I think a trailer sounds good for you but really think about the questions posted from BC also make up a list of everything you measure it, and sketch out how your are going to access and store in trailer or truck which ever you may buy.

Cheers
 

·
Super Moderator
Joined
·
10,623 Posts
One of my subs got his trailer stuck at a job the other day. Tore up the rear yard at a pole barn we are building. Barn is about 200 feet back and no room to turn things around hardly. I have seen this happen to other guys as well. I have made it 30 years without having one. I would have bought one by now if I thought it was necessary. I have the one ton long van and my other carpenters have full size trucks. Planning is essential, but equipment is not the only part of a job that requires planning.
 

·
Livin the dream...
Joined
·
6,624 Posts
There is nothing worse than not having the tools you need on a job. If you're a specific trade sub you could probably get by with a utility truck/van but for us guys who do everything that is remodeling a trailer with all the fixings is essential. Your work quality will go up having the right tool for the job rather than making due without.
 

·
Registered
Joined
·
8,995 Posts
There is nothing worse than not having the tools you need on a job.

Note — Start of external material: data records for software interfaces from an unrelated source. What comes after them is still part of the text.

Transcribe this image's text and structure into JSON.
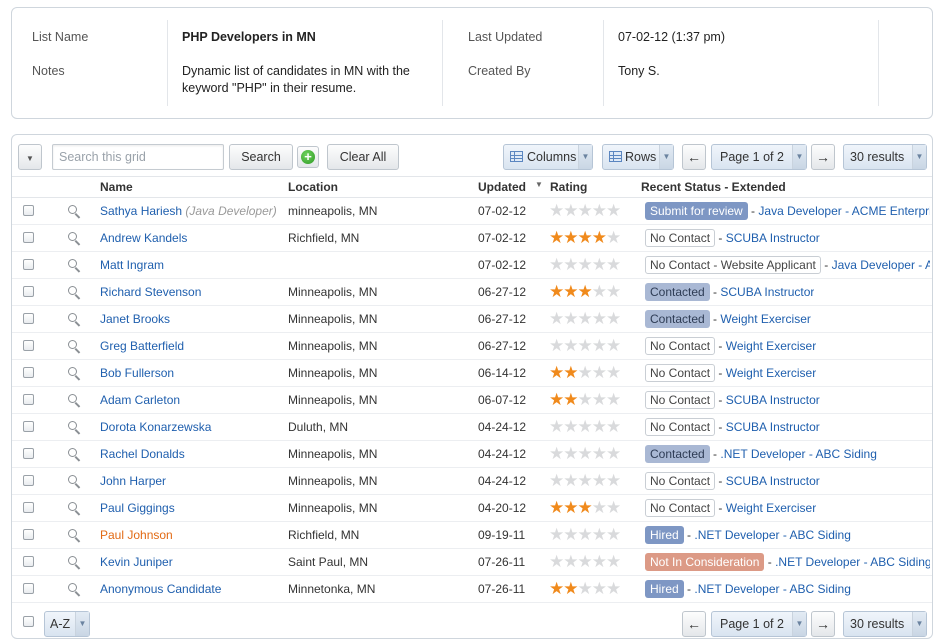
{
  "list_info": {
    "list_name_label": "List Name",
    "list_name": "PHP Developers in MN",
    "notes_label": "Notes",
    "notes_line1": "Dynamic list of candidates in MN with the",
    "notes_line2": "keyword \"PHP\" in their resume.",
    "last_updated_label": "Last Updated",
    "last_updated": "07-02-12 (1:37 pm)",
    "created_by_label": "Created By",
    "created_by": "Tony S."
  },
  "toolbar": {
    "search_placeholder": "Search this grid",
    "search_value": "",
    "search_button": "Search",
    "add_icon": "plus-circle-icon",
    "clear_all": "Clear All",
    "columns": "Columns",
    "rows": "Rows",
    "prev_arrow": "←",
    "next_arrow": "→",
    "page": "Page 1 of 2",
    "results": "30 results",
    "caret": "▼"
  },
  "columns": {
    "name": "Name",
    "location": "Location",
    "updated": "Updated",
    "rating": "Rating",
    "status": "Recent Status - Extended"
  },
  "rows": [
    {
      "name": "Sathya Hariesh",
      "subtitle": "(Java Developer)",
      "location": "minneapolis, MN",
      "updated": "07-02-12",
      "rating": 0,
      "status": "Submit for review",
      "status_type": "review",
      "extended": "Java Developer - ACME Enterprises"
    },
    {
      "name": "Andrew Kandels",
      "location": "Richfield, MN",
      "updated": "07-02-12",
      "rating": 4,
      "status": "No Contact",
      "status_type": "nocontact",
      "extended": "SCUBA Instructor"
    },
    {
      "name": "Matt Ingram",
      "location": "",
      "updated": "07-02-12",
      "rating": 0,
      "status": "No Contact - Website Applicant",
      "status_type": "nocontact",
      "extended": "Java Developer - ACME"
    },
    {
      "name": "Richard Stevenson",
      "location": "Minneapolis, MN",
      "updated": "06-27-12",
      "rating": 3,
      "status": "Contacted",
      "status_type": "contacted",
      "extended": "SCUBA Instructor"
    },
    {
      "name": "Janet Brooks",
      "location": "Minneapolis, MN",
      "updated": "06-27-12",
      "rating": 0,
      "status": "Contacted",
      "status_type": "contacted",
      "extended": "Weight Exerciser"
    },
    {
      "name": "Greg Batterfield",
      "location": "Minneapolis, MN",
      "updated": "06-27-12",
      "rating": 0,
      "status": "No Contact",
      "status_type": "nocontact",
      "extended": "Weight Exerciser"
    },
    {
      "name": "Bob Fullerson",
      "location": "Minneapolis, MN",
      "updated": "06-14-12",
      "rating": 2,
      "status": "No Contact",
      "status_type": "nocontact",
      "extended": "Weight Exerciser"
    },
    {
      "name": "Adam Carleton",
      "location": "Minneapolis, MN",
      "updated": "06-07-12",
      "rating": 2,
      "status": "No Contact",
      "status_type": "nocontact",
      "extended": "SCUBA Instructor"
    },
    {
      "name": "Dorota Konarzewska",
      "location": "Duluth, MN",
      "updated": "04-24-12",
      "rating": 0,
      "status": "No Contact",
      "status_type": "nocontact",
      "extended": "SCUBA Instructor"
    },
    {
      "name": "Rachel Donalds",
      "location": "Minneapolis, MN",
      "updated": "04-24-12",
      "rating": 0,
      "status": "Contacted",
      "status_type": "contacted",
      "extended": ".NET Developer - ABC Siding"
    },
    {
      "name": "John Harper",
      "location": "Minneapolis, MN",
      "updated": "04-24-12",
      "rating": 0,
      "status": "No Contact",
      "status_type": "nocontact",
      "extended": "SCUBA Instructor"
    },
    {
      "name": "Paul Giggings",
      "location": "Minneapolis, MN",
      "updated": "04-20-12",
      "rating": 3,
      "status": "No Contact",
      "status_type": "nocontact",
      "extended": "Weight Exerciser"
    },
    {
      "name": "Paul Johnson",
      "highlight": true,
      "location": "Richfield, MN",
      "updated": "09-19-11",
      "rating": 0,
      "status": "Hired",
      "status_type": "hired",
      "extended": ".NET Developer - ABC Siding"
    },
    {
      "name": "Kevin Juniper",
      "location": "Saint Paul, MN",
      "updated": "07-26-11",
      "rating": 0,
      "status": "Not In Consideration",
      "status_type": "notin",
      "extended": ".NET Developer - ABC Siding"
    },
    {
      "name": "Anonymous Candidate",
      "location": "Minnetonka, MN",
      "updated": "07-26-11",
      "rating": 2,
      "status": "Hired",
      "status_type": "hired",
      "extended": ".NET Developer - ABC Siding"
    }
  ],
  "footer": {
    "sort": "A-Z",
    "page": "Page 1 of 2",
    "results": "30 results",
    "prev_arrow": "←",
    "next_arrow": "→",
    "caret": "▼"
  }
}
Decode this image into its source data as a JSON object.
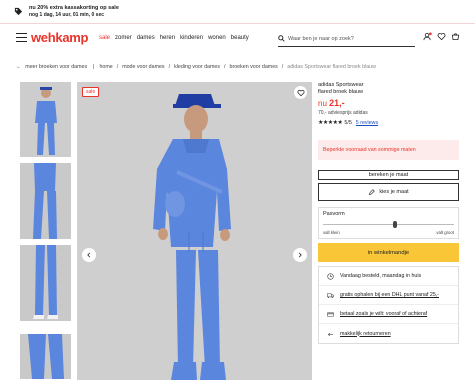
{
  "promo": {
    "line1": "nu 20% extra kassakorting op sale",
    "line2": "nog 1 dag, 14 uur, 01 min, 0 sec"
  },
  "header": {
    "logo": "wehkamp",
    "nav": [
      "sale",
      "zomer",
      "dames",
      "heren",
      "kinderen",
      "wonen",
      "beauty"
    ],
    "search_placeholder": "Waar ben je naar op zoek?"
  },
  "breadcrumb": {
    "back": "meer broeken voor dames",
    "items": [
      "home",
      "mode voor dames",
      "kleding voor dames",
      "broeken voor dames"
    ],
    "current": "adidas Sportswear flared broek blauw"
  },
  "product": {
    "sale_badge": "sale",
    "brand": "adidas Sportswear",
    "name": "flared broek blauw",
    "price_prefix": "nu",
    "price": "21,-",
    "old_price": "70,-  adviesprijs adidas",
    "stars": "★★★★★",
    "rating": "5/5",
    "reviews": "5 reviews",
    "limited_notice": "Beperkte voorraad van sommige maten",
    "size_calc": "bereken je maat",
    "choose_size": "kies je maat",
    "fit_title": "Pasvorm",
    "fit_small": "valt klein",
    "fit_large": "valt groot",
    "fit_level": 0.55,
    "add_to_cart": "in winkelmandje"
  },
  "usps": [
    {
      "icon": "clock-icon",
      "text": "Vandaag besteld, maandag in huis",
      "link": false
    },
    {
      "icon": "truck-icon",
      "text": "gratis ophalen bij een DHL punt vanaf 25,-",
      "link": true
    },
    {
      "icon": "card-icon",
      "text": "betaal zoals je wilt: vooraf of achteraf",
      "link": true
    },
    {
      "icon": "return-icon",
      "text": "makkelijk retourneren",
      "link": true
    }
  ],
  "colors": {
    "brand": "#e8342b",
    "cta": "#f9c638",
    "link": "#1a4fbf",
    "product": "#5b86de"
  }
}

If you're a specific trade sub you could probably get by with a utility truck/van but for us guys who do everything that is remodeling a trailer with all the fixings is essential. Your work quality will go up having the right tool for the job rather than making due without.
Not entirely true at all, if it were everybody who does general remodeling would have a trailer. Which they don't, here 10 % do. I had box truck for 15 years or so, until I realized how much money I wasted carrying around items I did not regularly use. I just had them because I could carry them.

If you wrote down every tool that you used in the last week, then month, then 2 months you will see what I mean.

The longer you do this type of work the more efficient you should become, and that doesn't mean carrying around every tool known to man.

There are many supply houses/lumber yards around here where a truck & trailer would not even be able to get into.
 

·
Registered
Joined
·
16,403 Posts
rrk said:
Not entirely true at all, if it were everybody who does general remodeling would have a trailer. Which they don't, here 10 % do. I had box truck for 15 years or so, until I realized how much money I wasted carrying around items I did not regularly use. I just had them because I could carry them.

If you wrote down every tool that you used in the last week, then month, then 2 months you will see what I mean.

The longer you do this type of work the more efficient you should become, and that doesn't mean carrying around every tool known to man.

There are many supply houses/lumber yards around here where a truck & trailer would not even be able to get into.
How do you know what tools you will need until you need them. I'm vastly more efficient with a loaded up trailer than without. Its impossible to know what your gonna need when when doing so many trades. But lets say you make kits for each trade and only take the kits you need. The issue you then have is when you do need a tool that's not in that kit your stuck and you also have to load and unload them kits each time you do another trade. Last week I needed painting tools, drywall tools, wood working tools, plumbing tools, electrical tools and much much more in so specific order either.
 

·
stacker of sticks
Joined
·
8,502 Posts
I'm about 50% more efficient with the trailer. And the point of the trailer is to bring it and leave it at the job until it's done. No dragging anything back and forth.
 

·
Registered
Joined
·
1,789 Posts
Most tools are in my trailer except for the bigger ones (sewer rooter, tile saw & stand, etc.) and those I use infrequently. I also carry most frequently used supplies & consumables. I figure the time I save running to the supplier multiple times a day more than makes up for the cost of pulling it with me. Plus it makes me more efficient.

I used to work out of a van & loaded what I thought I needed each day. I often forgot too many things.

My trailer goes with me each day and comes home with me each night. It holds the equipment that I make my livelihood with. I'm not willing to leave it on a job out of my sight.
 
21 - 40 of 67 Posts
Top